Exercise aim
Determine how many lines of the material below contain "Провести". Report only that figure.

Data for the task
____________________
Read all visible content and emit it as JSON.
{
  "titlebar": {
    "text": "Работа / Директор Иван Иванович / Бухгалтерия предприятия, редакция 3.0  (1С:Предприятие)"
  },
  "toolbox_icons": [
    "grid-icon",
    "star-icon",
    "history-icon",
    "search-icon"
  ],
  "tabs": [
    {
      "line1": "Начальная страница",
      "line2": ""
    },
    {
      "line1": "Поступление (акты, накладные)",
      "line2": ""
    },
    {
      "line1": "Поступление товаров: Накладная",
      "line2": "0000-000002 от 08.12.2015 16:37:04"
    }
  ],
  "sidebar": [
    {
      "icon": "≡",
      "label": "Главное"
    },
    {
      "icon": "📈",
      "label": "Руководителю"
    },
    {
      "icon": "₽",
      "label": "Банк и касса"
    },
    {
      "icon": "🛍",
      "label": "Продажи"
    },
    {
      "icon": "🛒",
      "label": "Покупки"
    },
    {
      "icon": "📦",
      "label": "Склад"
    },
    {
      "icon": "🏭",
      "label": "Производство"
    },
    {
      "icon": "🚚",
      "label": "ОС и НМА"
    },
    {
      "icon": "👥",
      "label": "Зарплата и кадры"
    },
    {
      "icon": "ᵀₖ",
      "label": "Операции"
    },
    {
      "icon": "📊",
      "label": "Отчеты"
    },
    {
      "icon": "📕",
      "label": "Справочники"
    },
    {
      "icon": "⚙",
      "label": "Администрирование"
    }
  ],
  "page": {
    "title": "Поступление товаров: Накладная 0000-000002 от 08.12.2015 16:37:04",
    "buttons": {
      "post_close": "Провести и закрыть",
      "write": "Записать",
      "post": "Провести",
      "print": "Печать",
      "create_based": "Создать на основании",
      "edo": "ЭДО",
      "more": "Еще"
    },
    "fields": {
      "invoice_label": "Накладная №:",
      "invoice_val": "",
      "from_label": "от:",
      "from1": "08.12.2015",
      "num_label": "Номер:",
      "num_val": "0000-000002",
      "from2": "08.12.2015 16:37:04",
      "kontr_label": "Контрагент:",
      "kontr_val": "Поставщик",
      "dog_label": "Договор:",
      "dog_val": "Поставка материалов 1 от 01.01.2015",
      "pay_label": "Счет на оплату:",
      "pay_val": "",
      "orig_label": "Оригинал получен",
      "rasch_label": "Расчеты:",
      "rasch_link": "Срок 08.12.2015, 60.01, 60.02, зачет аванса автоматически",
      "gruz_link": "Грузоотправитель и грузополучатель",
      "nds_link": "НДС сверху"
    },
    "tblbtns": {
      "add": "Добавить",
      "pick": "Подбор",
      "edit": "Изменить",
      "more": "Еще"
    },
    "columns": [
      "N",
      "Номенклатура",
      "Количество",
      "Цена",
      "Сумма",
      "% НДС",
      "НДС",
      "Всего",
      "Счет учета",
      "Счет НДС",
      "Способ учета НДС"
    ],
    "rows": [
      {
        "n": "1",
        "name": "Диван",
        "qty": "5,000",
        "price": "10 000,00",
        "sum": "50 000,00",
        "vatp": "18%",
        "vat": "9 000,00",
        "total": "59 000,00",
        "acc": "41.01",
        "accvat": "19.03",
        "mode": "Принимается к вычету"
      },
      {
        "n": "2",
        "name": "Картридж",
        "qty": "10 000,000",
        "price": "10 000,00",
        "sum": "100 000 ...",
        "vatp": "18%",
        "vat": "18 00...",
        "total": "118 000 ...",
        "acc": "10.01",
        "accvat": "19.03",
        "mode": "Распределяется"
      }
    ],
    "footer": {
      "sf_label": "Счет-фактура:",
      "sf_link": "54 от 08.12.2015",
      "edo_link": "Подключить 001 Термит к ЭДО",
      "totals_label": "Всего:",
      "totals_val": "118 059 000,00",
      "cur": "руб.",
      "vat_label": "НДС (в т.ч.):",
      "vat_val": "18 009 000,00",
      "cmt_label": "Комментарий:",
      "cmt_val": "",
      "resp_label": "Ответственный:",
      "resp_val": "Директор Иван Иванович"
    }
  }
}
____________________
Response below
2